living with the shoreline
As islanders we live in the midst of a complex and amazing marine ecosystem. With limited land area and over 400 miles of shoreline, what happens on the land almost always impacts the marine environment. When we enjoy our beaches we can often witness and appreciate the delicate balance that supports everything. From the eelgrass, kelp and forage fish that provide the foundation of marine food webs, to salmon, rockfish, and seabirds, all the way up to the orcas whales and us!
A certain amount of erosion is a natural condition of healthy shorelines. Development activities,such as clearing vegetation and modifying site drainage, can make erosion much worse.If you are concerned about erosion, understand your property and the nature of erosion on your site before taking action. Engineered solutions such as bulkheads might be appropriate for some sites, but hard armoring is often unnecessary and can be very expensive. Plants can help stabilize eroding areas, while maintaining important habitat. On some sites, nourishing the beach with gravel and/or large wood can reduce wave action on the bank and create a more natural, more easily accessible beach.
water quality protection
Stormwater running off the land in the San Juans carries sediments, debris, and pollutants (e.g. fecal coliform, petroleum hydrocarbons, heavy metals, etc.) directly to local waters. These contaminants can persist and adversely affect the health of shellfish, fish, and wildlife, as well as people.Shoreline property owners can help improve water quality by maintaining or creating native vegetation along the shore to slow and filter runoff, installing pervious walks and driveways to allow filtration, directing stormwater flow from gutters and roads into vegetated areas, maintaining your on-site sewage system, and using compost instead of chemical fertilizers.
What we have in the San Juans is special but ongoing stewardship is needed to protect this visual and natural treasure. Explore our Shoreline Stewardship Guide and Research and Maps page to learn more about the actions you can take to support healthy shorelines for fish, wildlife and people.
What are forage fish?
Forage fish are small fish that feed on microscopic plants and animals. They are essential to the marine food web. Without them we would see less salmon, seabirds, and whales.
What is eelgrass?
What is kelp?
What are feeder bluffs?
Feeder bluffs are actively eroding coastline cliffs. They provide sediment that feeds beaches through wave action.Feeder bluffs maintain our loved local beaches.
protecting your investment for future generations
Protection of remaining, intact shoreline habitat is the most efficient and effective method to ensure marine ecosystem recovery for today, and into the future. A conservation easement provides a voluntary tool that can afford permanent protection and be fully compatible with private, residential ownership and activities. Conservation easements are legal, recorded documents that provide a flexible way to protect key scenic and natural features while the property remains in private ownership and use.
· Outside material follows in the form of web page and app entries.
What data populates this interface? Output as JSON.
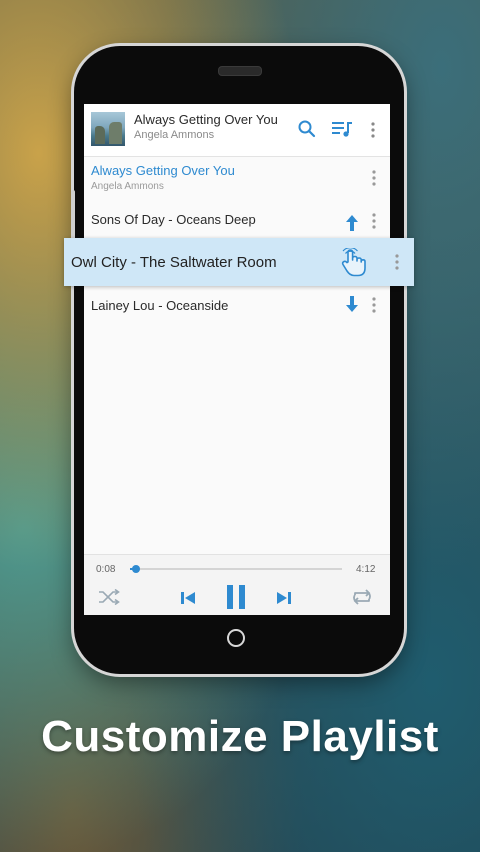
{
  "header": {
    "title": "Always Getting Over You",
    "artist": "Angela Ammons",
    "icons": [
      "search-icon",
      "playlist-icon",
      "more-vert-icon"
    ],
    "accent_color": "#2e8ad0"
  },
  "playlist": [
    {
      "title": "Always Getting Over You",
      "artist": "Angela Ammons",
      "state": "now-playing"
    },
    {
      "title": "Sons Of Day - Oceans Deep",
      "state": "move-up"
    },
    {
      "title": "Owl City - The Saltwater Room",
      "state": "dragging"
    },
    {
      "title": "Lainey Lou - Oceanside",
      "state": "move-down"
    }
  ],
  "player": {
    "elapsed": "0:08",
    "duration": "4:12",
    "progress": 0.03,
    "controls": [
      "shuffle-icon",
      "previous-icon",
      "pause-icon",
      "next-icon",
      "repeat-icon"
    ]
  },
  "caption": "Customize Playlist"
}
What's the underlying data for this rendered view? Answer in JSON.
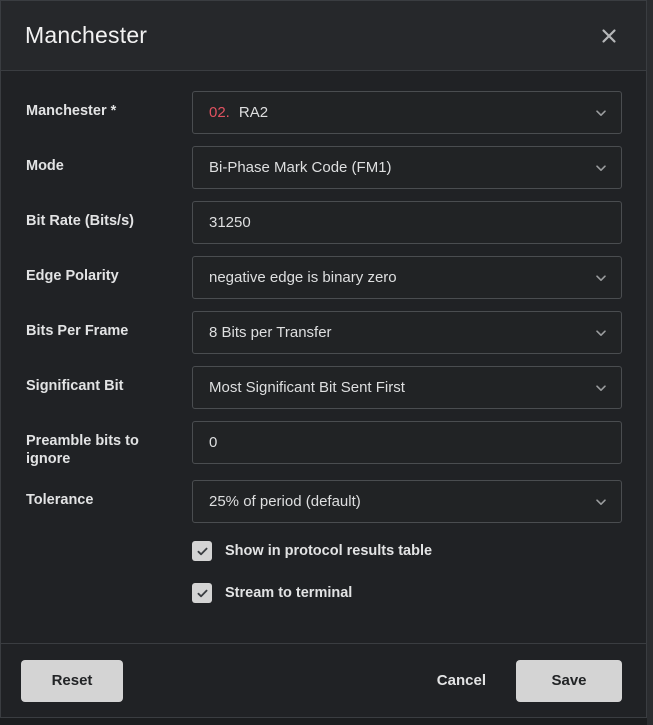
{
  "dialog": {
    "title": "Manchester",
    "close_icon": "close-icon"
  },
  "form": {
    "fields": [
      {
        "label": "Manchester *",
        "type": "select",
        "prefix": "02.",
        "value": "RA2",
        "name": "manchester-channel"
      },
      {
        "label": "Mode",
        "type": "select",
        "prefix": "",
        "value": "Bi-Phase Mark Code (FM1)",
        "name": "mode"
      },
      {
        "label": "Bit Rate (Bits/s)",
        "type": "input",
        "prefix": "",
        "value": "31250",
        "name": "bit-rate"
      },
      {
        "label": "Edge Polarity",
        "type": "select",
        "prefix": "",
        "value": "negative edge is binary zero",
        "name": "edge-polarity"
      },
      {
        "label": "Bits Per Frame",
        "type": "select",
        "prefix": "",
        "value": "8 Bits per Transfer",
        "name": "bits-per-frame"
      },
      {
        "label": "Significant Bit",
        "type": "select",
        "prefix": "",
        "value": "Most Significant Bit Sent First",
        "name": "significant-bit"
      },
      {
        "label": "Preamble bits to ignore",
        "type": "input",
        "prefix": "",
        "value": "0",
        "name": "preamble-bits-to-ignore"
      },
      {
        "label": "Tolerance",
        "type": "select",
        "prefix": "",
        "value": "25% of period (default)",
        "name": "tolerance"
      }
    ],
    "checkboxes": [
      {
        "label": "Show in protocol results table",
        "checked": true,
        "name": "show-in-protocol-results-table"
      },
      {
        "label": "Stream to terminal",
        "checked": true,
        "name": "stream-to-terminal"
      }
    ]
  },
  "footer": {
    "reset_label": "Reset",
    "cancel_label": "Cancel",
    "save_label": "Save"
  },
  "colors": {
    "accent_required": "#e05260",
    "button_solid": "#d4d4d4",
    "dialog_bg": "#202225",
    "header_bg": "#26282b",
    "field_border": "#4a4d50"
  }
}
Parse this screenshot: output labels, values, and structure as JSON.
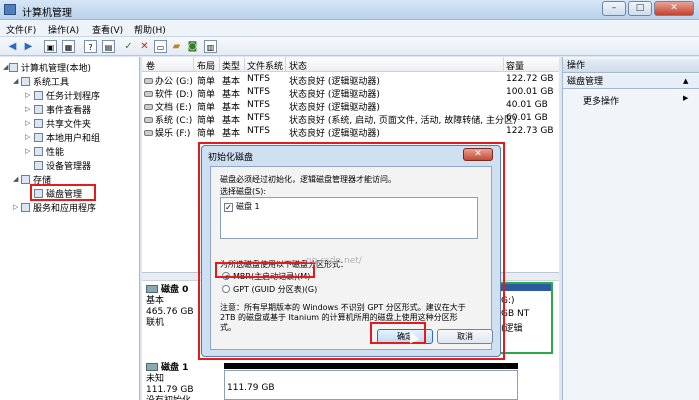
{
  "window": {
    "title": "计算机管理",
    "min": "–",
    "max": "□",
    "close": "✕"
  },
  "menu": [
    "文件(F)",
    "操作(A)",
    "查看(V)",
    "帮助(H)"
  ],
  "tree": {
    "root": "计算机管理(本地)",
    "system_tools": "系统工具",
    "task_scheduler": "任务计划程序",
    "event_viewer": "事件查看器",
    "shared_folders": "共享文件夹",
    "local_users": "本地用户和组",
    "performance": "性能",
    "device_manager": "设备管理器",
    "storage": "存储",
    "disk_management": "磁盘管理",
    "services": "服务和应用程序"
  },
  "columns": [
    "卷",
    "布局",
    "类型",
    "文件系统",
    "状态",
    "容量"
  ],
  "volumes": [
    {
      "name": "办公 (G:)",
      "layout": "简单",
      "type": "基本",
      "fs": "NTFS",
      "status": "状态良好 (逻辑驱动器)",
      "capacity": "122.72 GB"
    },
    {
      "name": "软件 (D:)",
      "layout": "简单",
      "type": "基本",
      "fs": "NTFS",
      "status": "状态良好 (逻辑驱动器)",
      "capacity": "100.01 GB"
    },
    {
      "name": "文档 (E:)",
      "layout": "简单",
      "type": "基本",
      "fs": "NTFS",
      "status": "状态良好 (逻辑驱动器)",
      "capacity": "40.01 GB"
    },
    {
      "name": "系统 (C:)",
      "layout": "简单",
      "type": "基本",
      "fs": "NTFS",
      "status": "状态良好 (系统, 启动, 页面文件, 活动, 故障转储, 主分区)",
      "capacity": "60.01 GB"
    },
    {
      "name": "娱乐 (F:)",
      "layout": "简单",
      "type": "基本",
      "fs": "NTFS",
      "status": "状态良好 (逻辑驱动器)",
      "capacity": "122.73 GB"
    }
  ],
  "disks": [
    {
      "title": "磁盘 0",
      "kind": "基本",
      "size": "465.76 GB",
      "state": "联机"
    },
    {
      "title": "磁盘 1",
      "kind": "未知",
      "size": "111.79 GB",
      "state": "没有初始化"
    }
  ],
  "unalloc_size": "111.79 GB",
  "right_partition": {
    "label": "G:)",
    "size": "GB NT",
    "status": "(逻辑"
  },
  "actions": {
    "header": "操作",
    "group": "磁盘管理",
    "more": "更多操作"
  },
  "dialog": {
    "title": "初始化磁盘",
    "intro": "磁盘必须经过初始化，逻辑磁盘管理器才能访问。",
    "select_label": "选择磁盘(S):",
    "disk_item": "磁盘 1",
    "style_label": "为所选磁盘使用以下磁盘分区形式：",
    "mbr": "MBR(主启动记录)(M)",
    "gpt": "GPT (GUID 分区表)(G)",
    "note1": "注意：所有早期版本的 Windows 不识别 GPT 分区形式。建议在大于",
    "note2": "2TB 的磁盘或基于 Itanium 的计算机所用的磁盘上使用这种分区形",
    "note3": "式。",
    "ok": "确定",
    "cancel": "取消"
  },
  "watermark": "og.csdn.net/"
}
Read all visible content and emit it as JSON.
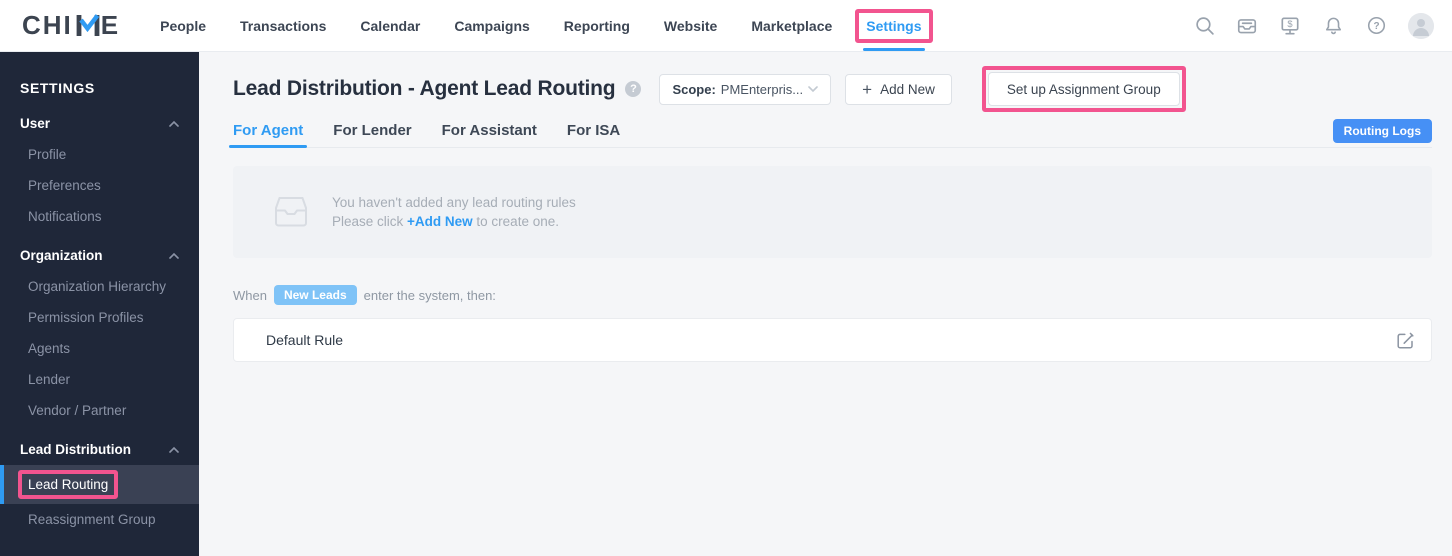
{
  "brand": {
    "name_left": "CHI",
    "name_right": "E",
    "logo_accent": "#2f9bf3"
  },
  "topnav": {
    "items": [
      "People",
      "Transactions",
      "Calendar",
      "Campaigns",
      "Reporting",
      "Website",
      "Marketplace",
      "Settings"
    ],
    "active_item": "Settings",
    "icons": [
      "search-icon",
      "inbox-icon",
      "billing-monitor-icon",
      "notifications-bell-icon",
      "help-icon",
      "user-avatar"
    ]
  },
  "sidebar": {
    "header": "SETTINGS",
    "sections": [
      {
        "label": "User",
        "items": [
          "Profile",
          "Preferences",
          "Notifications"
        ]
      },
      {
        "label": "Organization",
        "items": [
          "Organization Hierarchy",
          "Permission Profiles",
          "Agents",
          "Lender",
          "Vendor / Partner"
        ]
      },
      {
        "label": "Lead Distribution",
        "items": [
          "Lead Routing",
          "Reassignment Group"
        ],
        "active_item": "Lead Routing"
      }
    ]
  },
  "main": {
    "title": "Lead Distribution - Agent Lead Routing",
    "scope": {
      "label": "Scope:",
      "value": "PMEnterpris..."
    },
    "buttons": {
      "add_new": "Add New",
      "set_up_assignment_group": "Set up Assignment Group",
      "routing_logs": "Routing Logs"
    },
    "tabs": [
      "For Agent",
      "For Lender",
      "For Assistant",
      "For ISA"
    ],
    "active_tab": "For Agent",
    "empty_state": {
      "line1": "You haven't added any lead routing rules",
      "line2_prefix": "Please click ",
      "line2_link": "+Add New",
      "line2_suffix": " to create one."
    },
    "when_rule": {
      "prefix": "When",
      "badge": "New Leads",
      "suffix": "enter the system, then:"
    },
    "rules": [
      {
        "name": "Default Rule"
      }
    ]
  },
  "glyphs": {
    "plus": "+",
    "question": "?"
  },
  "annotations": {
    "highlight_color": "#f2548f",
    "highlighted": [
      "Settings nav item",
      "Set up Assignment Group button",
      "Lead Routing sidebar item"
    ]
  },
  "colors": {
    "accent_blue": "#2f9bf3",
    "sidebar_bg": "#1f2739",
    "sidebar_active_bg": "#3a4154",
    "badge_blue": "#7fc3f7",
    "routing_logs_bg": "#4690f5",
    "highlight_pink": "#f2548f"
  }
}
In addition, preservation may entitle property owners to significant economic benefits through purchase or tax breaks.
As 90% of the waterfront tax parcels in San Juan County are in private, residential ownership, voluntary stewardship is an essential ingredient to maintaining a healthy community for people and nature.San Juan County is fortunate to have two organizations that work with interested property owners to permanently protect priority habitats, species and processes: the San Juan Preservation Trust and the San Juan County Land Bank. Friends of the San Juans works closely with land conservation organizations and interested property owners to identify and protect priority habitats, species and processes.
Friends’ Science Director Wins Salish Sea Science Prize
May 19, 2022